of NIST’s Physical Measurement Laboratory and a distinguished university professor at the University of Maryland. He is a fellow of the Joint Quantum Institute (JQI), a cooperative research organization of NIST and the University of Maryland that is devoted to the study of quantum coherent phenomena. At the JQI he is the co-director of a National Science Foundation-funded Physics Frontier Center focusing on quantum phenomena that span different subfields of physics. Phillips’s research group studies the physics of ultracold atomic gases.  In 1997, Phillips shared the Nobel Prize in Physics “for development of methods to cool and trap atoms with laser light.”

Science Lecture Series Past Lectures

  • 1987 – The Information Revolution

  • 1988 – The Three-Pound Universe

  • 1989 – Longevity: The Myths and Realities of Aging

  • 1990 – The Origins of Life

  • 1991 – Genetic Medicine: Accomplishments, Prospects, and Bioethics

  • 1993 – Backyard Biosphere: Environmental Technology and Ethics in Everyday Life

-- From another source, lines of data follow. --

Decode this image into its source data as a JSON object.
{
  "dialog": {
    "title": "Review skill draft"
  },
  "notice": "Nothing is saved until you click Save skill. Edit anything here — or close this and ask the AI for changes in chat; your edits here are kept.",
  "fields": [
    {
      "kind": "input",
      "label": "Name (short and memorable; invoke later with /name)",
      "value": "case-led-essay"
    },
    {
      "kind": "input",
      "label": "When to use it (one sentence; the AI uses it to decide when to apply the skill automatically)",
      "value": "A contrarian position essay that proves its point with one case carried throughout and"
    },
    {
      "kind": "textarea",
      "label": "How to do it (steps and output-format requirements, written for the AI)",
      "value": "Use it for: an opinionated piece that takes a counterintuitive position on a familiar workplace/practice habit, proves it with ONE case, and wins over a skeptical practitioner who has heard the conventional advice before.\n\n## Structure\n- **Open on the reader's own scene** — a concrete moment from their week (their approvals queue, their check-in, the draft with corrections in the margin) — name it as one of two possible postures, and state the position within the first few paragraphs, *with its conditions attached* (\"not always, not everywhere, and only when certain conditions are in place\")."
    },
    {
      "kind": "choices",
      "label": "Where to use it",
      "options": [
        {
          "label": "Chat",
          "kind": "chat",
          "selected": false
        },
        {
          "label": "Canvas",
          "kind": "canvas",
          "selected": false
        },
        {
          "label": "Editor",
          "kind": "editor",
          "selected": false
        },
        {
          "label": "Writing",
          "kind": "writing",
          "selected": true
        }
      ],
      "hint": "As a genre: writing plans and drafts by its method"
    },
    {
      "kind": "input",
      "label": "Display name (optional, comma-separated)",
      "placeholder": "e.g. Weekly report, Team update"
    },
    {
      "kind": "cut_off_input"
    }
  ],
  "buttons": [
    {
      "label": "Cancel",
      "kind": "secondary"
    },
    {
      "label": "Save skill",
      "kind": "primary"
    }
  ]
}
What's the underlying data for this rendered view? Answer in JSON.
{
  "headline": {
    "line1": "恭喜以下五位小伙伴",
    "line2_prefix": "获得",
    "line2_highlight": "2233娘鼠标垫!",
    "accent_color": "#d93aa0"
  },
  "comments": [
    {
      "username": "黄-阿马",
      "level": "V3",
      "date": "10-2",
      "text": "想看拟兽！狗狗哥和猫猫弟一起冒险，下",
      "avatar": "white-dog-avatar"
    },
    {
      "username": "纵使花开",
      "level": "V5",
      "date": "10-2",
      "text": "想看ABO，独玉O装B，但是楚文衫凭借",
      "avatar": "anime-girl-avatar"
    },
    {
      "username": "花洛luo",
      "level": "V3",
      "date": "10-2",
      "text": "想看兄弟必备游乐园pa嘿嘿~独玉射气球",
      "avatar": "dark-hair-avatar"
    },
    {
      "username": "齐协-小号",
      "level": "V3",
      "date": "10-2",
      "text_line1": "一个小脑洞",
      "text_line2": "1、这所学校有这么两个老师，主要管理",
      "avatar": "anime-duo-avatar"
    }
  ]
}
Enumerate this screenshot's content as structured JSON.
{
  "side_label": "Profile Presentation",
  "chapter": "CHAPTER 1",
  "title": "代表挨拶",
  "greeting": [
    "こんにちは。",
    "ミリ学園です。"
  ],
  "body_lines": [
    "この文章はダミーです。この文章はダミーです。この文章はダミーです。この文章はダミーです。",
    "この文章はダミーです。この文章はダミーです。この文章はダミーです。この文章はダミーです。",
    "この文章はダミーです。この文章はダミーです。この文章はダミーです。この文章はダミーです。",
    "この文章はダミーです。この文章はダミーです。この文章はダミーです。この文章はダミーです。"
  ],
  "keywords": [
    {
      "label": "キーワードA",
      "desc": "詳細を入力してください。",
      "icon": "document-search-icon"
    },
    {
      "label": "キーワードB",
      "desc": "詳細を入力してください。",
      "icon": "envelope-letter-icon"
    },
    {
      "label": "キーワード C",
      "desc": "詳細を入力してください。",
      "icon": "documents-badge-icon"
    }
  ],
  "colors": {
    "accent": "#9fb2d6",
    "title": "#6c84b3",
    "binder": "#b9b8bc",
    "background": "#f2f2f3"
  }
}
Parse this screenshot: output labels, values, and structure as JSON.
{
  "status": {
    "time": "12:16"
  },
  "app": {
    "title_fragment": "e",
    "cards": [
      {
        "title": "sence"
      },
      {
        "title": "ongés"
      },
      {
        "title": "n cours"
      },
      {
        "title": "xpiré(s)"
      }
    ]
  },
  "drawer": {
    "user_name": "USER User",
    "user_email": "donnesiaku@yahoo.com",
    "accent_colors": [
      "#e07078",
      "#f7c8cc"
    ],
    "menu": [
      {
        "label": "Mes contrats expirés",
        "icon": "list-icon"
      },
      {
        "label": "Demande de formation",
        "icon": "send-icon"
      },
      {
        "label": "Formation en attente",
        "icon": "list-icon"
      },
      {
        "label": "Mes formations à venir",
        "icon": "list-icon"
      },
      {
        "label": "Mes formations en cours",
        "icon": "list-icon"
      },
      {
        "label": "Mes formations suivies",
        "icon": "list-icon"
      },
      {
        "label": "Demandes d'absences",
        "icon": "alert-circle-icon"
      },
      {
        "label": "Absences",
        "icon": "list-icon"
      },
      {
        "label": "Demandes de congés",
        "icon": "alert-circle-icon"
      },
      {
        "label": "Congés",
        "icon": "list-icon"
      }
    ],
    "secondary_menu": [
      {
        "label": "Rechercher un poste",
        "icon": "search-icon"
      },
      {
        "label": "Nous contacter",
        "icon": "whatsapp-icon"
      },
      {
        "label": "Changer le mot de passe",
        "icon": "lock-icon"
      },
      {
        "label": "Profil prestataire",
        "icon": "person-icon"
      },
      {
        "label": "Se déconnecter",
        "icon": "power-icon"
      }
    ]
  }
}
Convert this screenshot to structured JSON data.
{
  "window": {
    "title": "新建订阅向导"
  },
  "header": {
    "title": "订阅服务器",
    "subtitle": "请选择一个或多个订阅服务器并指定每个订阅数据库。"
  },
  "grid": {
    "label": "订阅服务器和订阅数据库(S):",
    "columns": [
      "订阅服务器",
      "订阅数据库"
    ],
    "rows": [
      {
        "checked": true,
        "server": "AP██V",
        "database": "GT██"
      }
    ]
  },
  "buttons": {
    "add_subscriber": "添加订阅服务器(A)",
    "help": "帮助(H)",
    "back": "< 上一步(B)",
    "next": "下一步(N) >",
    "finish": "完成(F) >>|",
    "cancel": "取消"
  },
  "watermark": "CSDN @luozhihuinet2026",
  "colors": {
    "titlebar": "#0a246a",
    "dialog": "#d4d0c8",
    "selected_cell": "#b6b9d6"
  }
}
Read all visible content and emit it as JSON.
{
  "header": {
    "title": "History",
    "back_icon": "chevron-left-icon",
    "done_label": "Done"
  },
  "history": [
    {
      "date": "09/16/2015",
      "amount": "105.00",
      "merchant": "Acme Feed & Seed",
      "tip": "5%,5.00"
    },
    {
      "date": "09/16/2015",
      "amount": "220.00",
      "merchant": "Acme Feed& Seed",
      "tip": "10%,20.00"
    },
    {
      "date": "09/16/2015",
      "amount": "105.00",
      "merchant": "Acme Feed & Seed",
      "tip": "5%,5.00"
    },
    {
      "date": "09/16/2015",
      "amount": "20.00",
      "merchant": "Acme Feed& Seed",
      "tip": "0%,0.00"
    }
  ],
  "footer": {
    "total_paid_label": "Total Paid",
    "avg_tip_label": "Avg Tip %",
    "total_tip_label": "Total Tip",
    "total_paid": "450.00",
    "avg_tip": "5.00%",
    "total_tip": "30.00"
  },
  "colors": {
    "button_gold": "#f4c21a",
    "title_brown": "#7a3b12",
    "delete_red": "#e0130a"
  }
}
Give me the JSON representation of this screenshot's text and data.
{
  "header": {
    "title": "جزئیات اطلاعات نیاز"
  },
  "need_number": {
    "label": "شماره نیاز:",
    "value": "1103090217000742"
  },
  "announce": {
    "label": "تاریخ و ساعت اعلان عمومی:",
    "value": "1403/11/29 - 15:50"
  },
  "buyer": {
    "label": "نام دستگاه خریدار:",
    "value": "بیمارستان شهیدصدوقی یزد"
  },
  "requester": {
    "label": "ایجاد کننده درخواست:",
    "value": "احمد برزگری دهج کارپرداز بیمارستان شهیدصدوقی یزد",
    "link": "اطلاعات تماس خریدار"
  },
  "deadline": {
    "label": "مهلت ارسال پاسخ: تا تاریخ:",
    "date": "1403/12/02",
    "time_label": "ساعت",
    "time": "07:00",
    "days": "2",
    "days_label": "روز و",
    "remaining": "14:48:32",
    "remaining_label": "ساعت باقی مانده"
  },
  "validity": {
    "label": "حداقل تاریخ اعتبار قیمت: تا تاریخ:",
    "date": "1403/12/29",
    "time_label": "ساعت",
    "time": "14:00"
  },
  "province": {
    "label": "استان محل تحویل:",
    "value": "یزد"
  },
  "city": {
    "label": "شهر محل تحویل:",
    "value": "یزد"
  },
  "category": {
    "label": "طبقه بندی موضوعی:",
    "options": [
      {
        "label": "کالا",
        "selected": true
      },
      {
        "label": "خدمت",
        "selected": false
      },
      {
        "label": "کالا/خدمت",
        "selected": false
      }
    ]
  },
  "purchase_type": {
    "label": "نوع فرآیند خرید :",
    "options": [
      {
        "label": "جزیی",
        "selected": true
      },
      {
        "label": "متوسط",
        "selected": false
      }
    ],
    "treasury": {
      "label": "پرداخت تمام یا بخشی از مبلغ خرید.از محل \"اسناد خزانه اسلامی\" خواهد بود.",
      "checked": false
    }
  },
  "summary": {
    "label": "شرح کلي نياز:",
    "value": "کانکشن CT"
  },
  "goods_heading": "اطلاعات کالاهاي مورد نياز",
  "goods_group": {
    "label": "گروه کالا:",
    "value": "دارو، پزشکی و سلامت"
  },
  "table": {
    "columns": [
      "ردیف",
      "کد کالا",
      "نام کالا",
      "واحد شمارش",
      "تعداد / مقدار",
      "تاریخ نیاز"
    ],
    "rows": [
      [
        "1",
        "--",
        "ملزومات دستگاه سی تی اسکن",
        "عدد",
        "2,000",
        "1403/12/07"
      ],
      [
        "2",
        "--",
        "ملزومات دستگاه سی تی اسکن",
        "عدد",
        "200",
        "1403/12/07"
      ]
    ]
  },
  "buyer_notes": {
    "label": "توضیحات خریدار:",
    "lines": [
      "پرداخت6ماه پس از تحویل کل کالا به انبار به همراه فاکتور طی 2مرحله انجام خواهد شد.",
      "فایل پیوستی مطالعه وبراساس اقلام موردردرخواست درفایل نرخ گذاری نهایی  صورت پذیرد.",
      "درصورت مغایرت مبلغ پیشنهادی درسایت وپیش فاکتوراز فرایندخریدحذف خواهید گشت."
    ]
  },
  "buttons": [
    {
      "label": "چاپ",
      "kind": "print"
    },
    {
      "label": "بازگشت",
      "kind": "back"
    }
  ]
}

  • 1994 – Health Care 2000: American Through the Looking Glass

  • 1995 – Cosmology: the Universe Around Us

  • 1996 – Nature’s Mind and the Human Body: Darwin in Contemporary Psychology

  • 1997 – Educating for Community: Science and the Community

  • 1998 – Animals in Society: Exploring the Human-Animal Bond

  • 1999 – DNA Microchips: A Revolution in Nucleic Acid Diagnostics

  • 2000 – Women in Science: Lessons in Leadership

  • 2001 – NASA: Experimentation and Exploration in Space

  • 2002 – Nature and Nurture in Child Development

  • 2003 – G3: Gratifying the Globe Through Green Chemistry

  • 2004 – Got Nano? The Next Big Thing is Small

  • 2005 – Big Bang Boom: Einstein’s Universe

  • 2008 – Through the Looking Glass: The Meaning of Quantum Mechanics

  • 2009 – Remarkable Creatures: Epic Adventures in the Search for the Origins of Species

  • 2011- The Galactic Center - Uncovering the Pulse of our Galaxy

  • 2012 - A History of Violence

  • 2013 - Flipping the switch: how cells use RNA to regulate gene expression

  • 2014 - Green Chemistry: Lessons from catalysis

  • 2015 - Do Animals Lie?

/ Science Lecture Series

Bonnie Ward
Assistant Director of Sponsored Programs
p/ 614.823.1847
e/ bward@otterbein.edu